Every line that holds the word "icon" needs to be copied from the data below.
[[ Data to process open ]]
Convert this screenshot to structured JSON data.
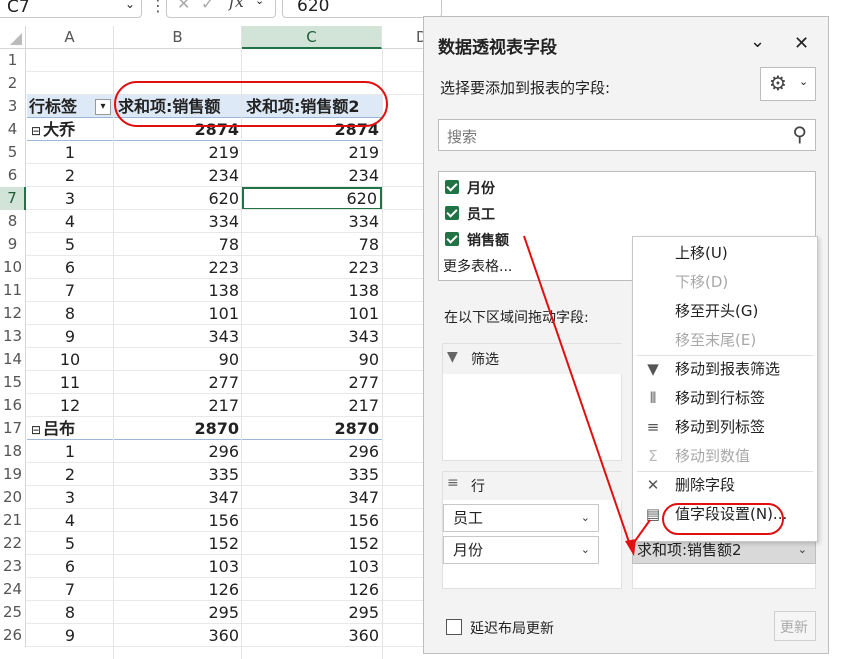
{
  "formula_bar": {
    "name_box": "C7",
    "fx": "fx",
    "value": "620"
  },
  "columns": [
    "A",
    "B",
    "C",
    "D"
  ],
  "rows": [
    {
      "n": "1",
      "a": "",
      "b": "",
      "c": ""
    },
    {
      "n": "2",
      "a": "",
      "b": "",
      "c": ""
    },
    {
      "n": "3",
      "a": "行标签",
      "b": "求和项:销售额",
      "c": "求和项:销售额2"
    },
    {
      "n": "4",
      "a": "大乔",
      "b": "2874",
      "c": "2874"
    },
    {
      "n": "5",
      "a": "1",
      "b": "219",
      "c": "219"
    },
    {
      "n": "6",
      "a": "2",
      "b": "234",
      "c": "234"
    },
    {
      "n": "7",
      "a": "3",
      "b": "620",
      "c": "620"
    },
    {
      "n": "8",
      "a": "4",
      "b": "334",
      "c": "334"
    },
    {
      "n": "9",
      "a": "5",
      "b": "78",
      "c": "78"
    },
    {
      "n": "10",
      "a": "6",
      "b": "223",
      "c": "223"
    },
    {
      "n": "11",
      "a": "7",
      "b": "138",
      "c": "138"
    },
    {
      "n": "12",
      "a": "8",
      "b": "101",
      "c": "101"
    },
    {
      "n": "13",
      "a": "9",
      "b": "343",
      "c": "343"
    },
    {
      "n": "14",
      "a": "10",
      "b": "90",
      "c": "90"
    },
    {
      "n": "15",
      "a": "11",
      "b": "277",
      "c": "277"
    },
    {
      "n": "16",
      "a": "12",
      "b": "217",
      "c": "217"
    },
    {
      "n": "17",
      "a": "吕布",
      "b": "2870",
      "c": "2870"
    },
    {
      "n": "18",
      "a": "1",
      "b": "296",
      "c": "296"
    },
    {
      "n": "19",
      "a": "2",
      "b": "335",
      "c": "335"
    },
    {
      "n": "20",
      "a": "3",
      "b": "347",
      "c": "347"
    },
    {
      "n": "21",
      "a": "4",
      "b": "156",
      "c": "156"
    },
    {
      "n": "22",
      "a": "5",
      "b": "152",
      "c": "152"
    },
    {
      "n": "23",
      "a": "6",
      "b": "103",
      "c": "103"
    },
    {
      "n": "24",
      "a": "7",
      "b": "126",
      "c": "126"
    },
    {
      "n": "25",
      "a": "8",
      "b": "295",
      "c": "295"
    },
    {
      "n": "26",
      "a": "9",
      "b": "360",
      "c": "360"
    }
  ],
  "pane": {
    "title": "数据透视表字段",
    "choose_label": "选择要添加到报表的字段:",
    "search_placeholder": "搜索",
    "fields": [
      "月份",
      "员工",
      "销售额"
    ],
    "more_tables": "更多表格...",
    "drag_label": "在以下区域间拖动字段:",
    "filter_label": "筛选",
    "rows_label": "行",
    "row_items": [
      "员工",
      "月份"
    ],
    "values_item": "求和项:销售额2",
    "defer_label": "延迟布局更新",
    "update_button": "更新"
  },
  "context_menu": {
    "items": [
      {
        "label": "上移(U)",
        "disabled": false,
        "icon": ""
      },
      {
        "label": "下移(D)",
        "disabled": true,
        "icon": ""
      },
      {
        "label": "移至开头(G)",
        "disabled": false,
        "icon": ""
      },
      {
        "label": "移至末尾(E)",
        "disabled": true,
        "icon": ""
      },
      {
        "label": "移动到报表筛选",
        "disabled": false,
        "icon": "filter-icon"
      },
      {
        "label": "移动到行标签",
        "disabled": false,
        "icon": "rows-icon"
      },
      {
        "label": "移动到列标签",
        "disabled": false,
        "icon": "columns-icon"
      },
      {
        "label": "移动到数值",
        "disabled": true,
        "icon": "sigma-icon"
      },
      {
        "label": "删除字段",
        "disabled": false,
        "icon": "x-icon"
      },
      {
        "label": "值字段设置(N)...",
        "disabled": false,
        "icon": "field-settings-icon"
      }
    ]
  },
  "colors": {
    "accent": "#217346",
    "annotation": "#e01010"
  }
}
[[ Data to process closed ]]
- Completed task
        "icon": ""
        "icon": ""
        "icon": ""
        "icon": ""
        "icon": "filter-icon"
        "icon": "rows-icon"
        "icon": "columns-icon"
        "icon": "sigma-icon"
        "icon": "x-icon"
        "icon": "field-settings-icon"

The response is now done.